INDEX Sophia, 89, 91 – 2, 98 –100, 102, 107 spiritus mundi, 22 – 3, 31 Steele, Richard, 76 Stukeley, William, 67 succubus, 138– 9 Swapper, Susan, 123– 5, 130 sword, 5, 13, 43, 66, 73, 105– 9, 112– 13, 115– 17 talisman, see also amulet, 17, 22, 41, 46, 50, 52, 61, 63, 133 Testament of Solomon, 10, 14 Tetragrammaton, 13, 15, 43 theosophy, 98 – 9 theurgy, 31 – 2, 96 Three Books of Occult Philosophy, see De Occulta Philosophia Tirrye, Joan, 124 treasure-hunting, 6–7, 9, 11, 32–3, 41, 43, 53, 108, 121, 123, 126–7, 135 Turner, Robert, 58 Turville, 132, 137 Utriusque Cosmi ... Historia, 19, 27 Vaughn, Thomas, 69 Vaux, John, 58 Walsh, John, 127– 8 wand, 6, 10 – 11, 53, 111, 137

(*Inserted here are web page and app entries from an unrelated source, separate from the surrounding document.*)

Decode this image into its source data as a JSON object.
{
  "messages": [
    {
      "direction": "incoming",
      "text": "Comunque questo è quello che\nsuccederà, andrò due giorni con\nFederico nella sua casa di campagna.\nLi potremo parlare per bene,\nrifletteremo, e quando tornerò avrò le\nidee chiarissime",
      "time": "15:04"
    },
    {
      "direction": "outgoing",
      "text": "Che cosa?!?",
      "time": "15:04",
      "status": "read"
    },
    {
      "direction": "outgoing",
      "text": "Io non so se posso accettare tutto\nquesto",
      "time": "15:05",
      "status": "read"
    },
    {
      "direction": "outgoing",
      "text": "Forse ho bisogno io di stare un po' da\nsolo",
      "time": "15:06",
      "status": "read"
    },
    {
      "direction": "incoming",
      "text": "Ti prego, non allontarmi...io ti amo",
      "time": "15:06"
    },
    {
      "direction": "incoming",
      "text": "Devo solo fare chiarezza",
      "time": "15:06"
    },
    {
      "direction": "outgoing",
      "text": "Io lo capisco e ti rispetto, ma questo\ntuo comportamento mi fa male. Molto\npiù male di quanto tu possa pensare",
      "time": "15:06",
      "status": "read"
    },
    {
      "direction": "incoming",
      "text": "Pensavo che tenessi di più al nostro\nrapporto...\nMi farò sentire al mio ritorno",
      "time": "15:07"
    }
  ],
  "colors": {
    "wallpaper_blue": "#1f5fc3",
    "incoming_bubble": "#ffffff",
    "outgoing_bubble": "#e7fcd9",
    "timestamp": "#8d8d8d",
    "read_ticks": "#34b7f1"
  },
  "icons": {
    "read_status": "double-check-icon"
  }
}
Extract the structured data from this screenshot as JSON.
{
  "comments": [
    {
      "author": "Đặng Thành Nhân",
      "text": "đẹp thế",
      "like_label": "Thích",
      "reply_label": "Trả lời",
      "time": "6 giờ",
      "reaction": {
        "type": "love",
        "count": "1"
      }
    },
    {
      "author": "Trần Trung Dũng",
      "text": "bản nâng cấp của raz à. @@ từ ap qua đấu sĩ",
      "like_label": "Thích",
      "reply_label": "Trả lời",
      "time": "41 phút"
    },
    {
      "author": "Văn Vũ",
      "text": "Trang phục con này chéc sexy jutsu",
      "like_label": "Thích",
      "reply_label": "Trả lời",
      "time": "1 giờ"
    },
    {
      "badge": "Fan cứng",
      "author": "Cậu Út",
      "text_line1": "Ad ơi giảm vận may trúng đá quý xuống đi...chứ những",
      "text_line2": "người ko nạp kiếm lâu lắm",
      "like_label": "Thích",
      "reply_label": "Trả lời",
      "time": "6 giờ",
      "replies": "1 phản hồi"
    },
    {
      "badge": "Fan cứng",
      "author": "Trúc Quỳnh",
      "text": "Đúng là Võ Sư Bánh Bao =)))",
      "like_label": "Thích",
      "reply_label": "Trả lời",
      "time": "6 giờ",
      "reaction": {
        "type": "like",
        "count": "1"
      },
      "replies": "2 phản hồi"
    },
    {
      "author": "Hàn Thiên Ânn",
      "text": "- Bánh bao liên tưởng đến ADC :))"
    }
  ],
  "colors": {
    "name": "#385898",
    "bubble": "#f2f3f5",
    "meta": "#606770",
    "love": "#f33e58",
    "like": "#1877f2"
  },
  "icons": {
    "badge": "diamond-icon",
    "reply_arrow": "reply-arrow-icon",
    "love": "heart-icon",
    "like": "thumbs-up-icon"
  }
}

217

Watts, Ann, 155– 6 West, Alice, 126, 130 Wharton, Anne Lee, 134 Wharton, Baron Philip, 134 Wharton, Goodwin, 72, 113– 15, 130–43 Wharton, Lady Jane Goodwin, 134 Wharton, Philip James, 72 Wharton, Thomas, 134 Whitmore, George, 138, 140 Williams, Dr Thomas, 133, 140 Wisdom, see Sophia witchcraft, witches, 1– 2, 6 – 8, 13, 17, 28, 32, 41 – 3, 46 –7, 58, 74, 77, 111–12, 118 –19, 123 –4, 152–3 Wolsey, Cardinal, 135, 140 women, 3, 35, 38 – 9, 41 – 2, 58 –60, 75, 79, 83 – 6, 89 –93, 101–4, 112, 119– 29, 138, 140– 3, 151, 155 Wood, Robert, 149 Wycherley, William, 43, 108– 9, 121–2 Yates, Dame Frances, 21 Zohar, 23